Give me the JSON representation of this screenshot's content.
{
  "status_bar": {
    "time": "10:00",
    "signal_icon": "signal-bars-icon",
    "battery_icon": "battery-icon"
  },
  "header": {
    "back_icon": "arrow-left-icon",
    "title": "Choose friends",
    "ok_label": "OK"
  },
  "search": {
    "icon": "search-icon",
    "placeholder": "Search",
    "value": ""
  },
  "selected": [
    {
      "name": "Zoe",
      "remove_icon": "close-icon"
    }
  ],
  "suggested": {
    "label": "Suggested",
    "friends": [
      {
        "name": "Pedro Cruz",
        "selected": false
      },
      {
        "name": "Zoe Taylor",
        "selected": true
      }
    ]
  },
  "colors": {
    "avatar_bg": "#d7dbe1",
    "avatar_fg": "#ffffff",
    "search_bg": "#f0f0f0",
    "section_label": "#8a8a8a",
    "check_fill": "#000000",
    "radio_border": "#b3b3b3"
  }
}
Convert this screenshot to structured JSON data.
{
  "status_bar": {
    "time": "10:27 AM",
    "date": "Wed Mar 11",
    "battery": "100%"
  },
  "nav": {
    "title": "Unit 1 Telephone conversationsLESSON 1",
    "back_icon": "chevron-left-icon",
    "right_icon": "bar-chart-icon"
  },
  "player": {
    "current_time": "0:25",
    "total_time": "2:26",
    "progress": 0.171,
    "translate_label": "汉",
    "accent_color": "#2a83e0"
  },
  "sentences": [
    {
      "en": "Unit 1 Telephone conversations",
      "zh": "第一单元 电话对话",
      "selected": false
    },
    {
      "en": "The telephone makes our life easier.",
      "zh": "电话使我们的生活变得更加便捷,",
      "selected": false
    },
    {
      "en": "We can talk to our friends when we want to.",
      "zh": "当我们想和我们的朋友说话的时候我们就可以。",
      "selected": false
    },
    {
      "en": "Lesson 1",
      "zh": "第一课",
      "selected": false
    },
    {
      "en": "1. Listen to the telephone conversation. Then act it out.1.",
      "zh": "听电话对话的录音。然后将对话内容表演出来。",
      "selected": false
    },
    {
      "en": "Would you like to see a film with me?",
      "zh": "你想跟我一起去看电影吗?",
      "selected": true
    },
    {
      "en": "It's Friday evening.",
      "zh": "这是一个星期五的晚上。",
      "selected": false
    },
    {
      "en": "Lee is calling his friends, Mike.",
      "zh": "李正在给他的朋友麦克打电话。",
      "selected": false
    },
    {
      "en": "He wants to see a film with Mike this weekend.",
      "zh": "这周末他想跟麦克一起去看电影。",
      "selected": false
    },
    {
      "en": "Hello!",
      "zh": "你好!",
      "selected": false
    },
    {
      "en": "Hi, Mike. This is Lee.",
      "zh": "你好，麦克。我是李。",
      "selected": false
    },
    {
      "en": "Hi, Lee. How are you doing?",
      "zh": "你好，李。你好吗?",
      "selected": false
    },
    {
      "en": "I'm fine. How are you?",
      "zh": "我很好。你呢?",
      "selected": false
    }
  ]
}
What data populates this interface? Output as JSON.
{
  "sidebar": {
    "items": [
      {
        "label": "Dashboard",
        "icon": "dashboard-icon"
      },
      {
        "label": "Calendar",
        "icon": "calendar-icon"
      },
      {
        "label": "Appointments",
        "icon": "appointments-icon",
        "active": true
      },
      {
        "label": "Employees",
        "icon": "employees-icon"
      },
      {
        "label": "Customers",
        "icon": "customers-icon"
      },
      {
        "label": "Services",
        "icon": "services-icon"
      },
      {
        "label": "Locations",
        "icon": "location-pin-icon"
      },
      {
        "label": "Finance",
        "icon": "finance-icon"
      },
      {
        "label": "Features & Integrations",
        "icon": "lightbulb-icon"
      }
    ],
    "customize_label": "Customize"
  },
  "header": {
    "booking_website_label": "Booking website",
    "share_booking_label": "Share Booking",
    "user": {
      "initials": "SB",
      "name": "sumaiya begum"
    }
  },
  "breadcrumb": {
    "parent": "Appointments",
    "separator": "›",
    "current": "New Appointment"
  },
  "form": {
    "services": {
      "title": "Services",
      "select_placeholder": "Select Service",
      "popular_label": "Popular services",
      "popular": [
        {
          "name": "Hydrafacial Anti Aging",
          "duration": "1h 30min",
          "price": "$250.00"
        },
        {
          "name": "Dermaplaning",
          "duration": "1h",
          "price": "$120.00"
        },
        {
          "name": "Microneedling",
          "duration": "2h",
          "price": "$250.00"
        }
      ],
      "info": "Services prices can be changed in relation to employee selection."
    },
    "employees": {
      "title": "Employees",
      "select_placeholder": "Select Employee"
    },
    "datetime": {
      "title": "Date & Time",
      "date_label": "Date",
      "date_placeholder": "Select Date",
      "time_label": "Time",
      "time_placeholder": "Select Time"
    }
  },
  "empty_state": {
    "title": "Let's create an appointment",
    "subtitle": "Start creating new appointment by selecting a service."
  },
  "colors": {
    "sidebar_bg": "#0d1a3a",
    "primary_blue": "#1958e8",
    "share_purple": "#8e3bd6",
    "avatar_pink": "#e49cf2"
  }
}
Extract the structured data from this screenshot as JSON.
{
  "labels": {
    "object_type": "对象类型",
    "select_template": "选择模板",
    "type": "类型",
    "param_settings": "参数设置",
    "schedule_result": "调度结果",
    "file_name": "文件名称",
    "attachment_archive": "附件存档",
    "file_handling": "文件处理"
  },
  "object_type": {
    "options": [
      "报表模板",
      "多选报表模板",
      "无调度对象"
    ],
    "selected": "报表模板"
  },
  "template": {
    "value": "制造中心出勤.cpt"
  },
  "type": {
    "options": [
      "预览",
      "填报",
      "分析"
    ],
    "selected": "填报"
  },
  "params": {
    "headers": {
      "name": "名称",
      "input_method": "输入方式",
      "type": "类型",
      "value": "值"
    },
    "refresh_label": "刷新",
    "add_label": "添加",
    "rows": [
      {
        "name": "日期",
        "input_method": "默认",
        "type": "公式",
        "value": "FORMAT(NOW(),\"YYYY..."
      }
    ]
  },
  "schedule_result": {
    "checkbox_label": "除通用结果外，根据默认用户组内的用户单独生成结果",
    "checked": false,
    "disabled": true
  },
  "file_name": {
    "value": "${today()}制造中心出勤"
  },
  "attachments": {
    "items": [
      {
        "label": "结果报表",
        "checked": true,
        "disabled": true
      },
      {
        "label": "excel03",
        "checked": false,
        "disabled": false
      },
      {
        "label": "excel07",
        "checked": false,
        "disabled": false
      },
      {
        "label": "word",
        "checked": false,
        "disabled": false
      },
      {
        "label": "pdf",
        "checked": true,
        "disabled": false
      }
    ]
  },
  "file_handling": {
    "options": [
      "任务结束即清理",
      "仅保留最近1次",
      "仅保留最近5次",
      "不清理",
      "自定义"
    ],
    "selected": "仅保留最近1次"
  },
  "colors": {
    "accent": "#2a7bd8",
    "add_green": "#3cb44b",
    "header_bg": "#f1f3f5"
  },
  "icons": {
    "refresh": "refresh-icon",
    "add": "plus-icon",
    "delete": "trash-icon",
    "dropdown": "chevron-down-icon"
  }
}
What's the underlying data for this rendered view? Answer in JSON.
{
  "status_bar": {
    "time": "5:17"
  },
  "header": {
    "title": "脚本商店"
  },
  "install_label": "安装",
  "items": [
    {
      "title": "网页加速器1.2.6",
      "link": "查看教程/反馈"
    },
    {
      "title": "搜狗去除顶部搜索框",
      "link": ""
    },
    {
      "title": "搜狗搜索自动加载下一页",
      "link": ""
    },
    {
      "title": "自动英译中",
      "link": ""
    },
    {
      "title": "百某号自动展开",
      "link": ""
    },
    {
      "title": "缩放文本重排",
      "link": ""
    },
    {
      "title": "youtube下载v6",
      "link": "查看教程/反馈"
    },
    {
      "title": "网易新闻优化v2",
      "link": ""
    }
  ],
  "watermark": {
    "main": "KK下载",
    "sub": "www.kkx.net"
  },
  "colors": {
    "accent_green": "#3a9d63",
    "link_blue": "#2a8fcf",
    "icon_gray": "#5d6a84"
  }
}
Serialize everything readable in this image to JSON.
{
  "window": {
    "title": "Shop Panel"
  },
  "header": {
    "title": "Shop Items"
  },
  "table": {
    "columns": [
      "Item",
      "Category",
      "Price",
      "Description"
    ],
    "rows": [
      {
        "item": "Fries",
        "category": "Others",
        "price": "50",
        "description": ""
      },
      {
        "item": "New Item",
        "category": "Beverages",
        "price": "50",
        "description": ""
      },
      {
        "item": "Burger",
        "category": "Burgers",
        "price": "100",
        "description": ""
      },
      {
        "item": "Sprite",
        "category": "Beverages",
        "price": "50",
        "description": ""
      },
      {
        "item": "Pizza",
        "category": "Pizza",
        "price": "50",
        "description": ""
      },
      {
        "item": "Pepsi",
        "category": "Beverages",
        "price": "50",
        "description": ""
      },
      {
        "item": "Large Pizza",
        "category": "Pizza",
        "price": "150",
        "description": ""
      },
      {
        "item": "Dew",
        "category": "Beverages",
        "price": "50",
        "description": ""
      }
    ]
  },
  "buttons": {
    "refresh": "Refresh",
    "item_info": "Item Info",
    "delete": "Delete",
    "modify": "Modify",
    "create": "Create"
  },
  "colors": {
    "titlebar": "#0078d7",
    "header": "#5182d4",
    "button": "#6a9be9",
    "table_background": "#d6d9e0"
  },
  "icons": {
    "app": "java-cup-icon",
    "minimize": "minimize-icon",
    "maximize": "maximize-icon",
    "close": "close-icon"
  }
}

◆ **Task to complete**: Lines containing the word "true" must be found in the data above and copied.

◆ **Solution to the exercise**:
        "selected": true
      "selected": true
        "active": true
    "disabled": true
        "checked": true,
        "disabled": true
        "checked": true,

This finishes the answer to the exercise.